(Excerpts from an interface dataset)
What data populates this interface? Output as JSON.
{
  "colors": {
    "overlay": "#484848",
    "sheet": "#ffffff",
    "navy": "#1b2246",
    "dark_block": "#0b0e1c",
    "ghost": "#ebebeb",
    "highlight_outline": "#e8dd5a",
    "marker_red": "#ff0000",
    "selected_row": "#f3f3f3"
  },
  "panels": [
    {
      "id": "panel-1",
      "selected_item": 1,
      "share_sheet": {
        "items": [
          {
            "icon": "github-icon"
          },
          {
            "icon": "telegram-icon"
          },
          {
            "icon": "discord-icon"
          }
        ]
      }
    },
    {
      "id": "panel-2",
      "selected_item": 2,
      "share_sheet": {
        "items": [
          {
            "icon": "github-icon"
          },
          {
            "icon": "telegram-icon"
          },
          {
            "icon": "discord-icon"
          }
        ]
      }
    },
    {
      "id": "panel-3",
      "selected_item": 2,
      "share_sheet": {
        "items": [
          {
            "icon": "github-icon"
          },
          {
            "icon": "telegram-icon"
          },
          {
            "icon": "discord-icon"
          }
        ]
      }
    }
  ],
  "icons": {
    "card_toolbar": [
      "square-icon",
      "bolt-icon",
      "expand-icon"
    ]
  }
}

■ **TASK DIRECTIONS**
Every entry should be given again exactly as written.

■ **SOLUTION TO THE EXERCISE**
What data populates this interface? Output as JSON.
{
  "colors": {
    "overlay": "#484848",
    "sheet": "#ffffff",
    "navy": "#1b2246",
    "dark_block": "#0b0e1c",
    "ghost": "#ebebeb",
    "highlight_outline": "#e8dd5a",
    "marker_red": "#ff0000",
    "selected_row": "#f3f3f3"
  },
  "panels": [
    {
      "id": "panel-1",
      "selected_item": 1,
      "share_sheet": {
        "items": [
          {
            "icon": "github-icon"
          },
          {
            "icon": "telegram-icon"
          },
          {
            "icon": "discord-icon"
          }
        ]
      }
    },
    {
      "id": "panel-2",
      "selected_item": 2,
      "share_sheet": {
        "items": [
          {
            "icon": "github-icon"
          },
          {
            "icon": "telegram-icon"
          },
          {
            "icon": "discord-icon"
          }
        ]
      }
    },
    {
      "id": "panel-3",
      "selected_item": 2,
      "share_sheet": {
        "items": [
          {
            "icon": "github-icon"
          },
          {
            "icon": "telegram-icon"
          },
          {
            "icon": "discord-icon"
          }
        ]
      }
    }
  ],
  "icons": {
    "card_toolbar": [
      "square-icon",
      "bolt-icon",
      "expand-icon"
    ]
  }
}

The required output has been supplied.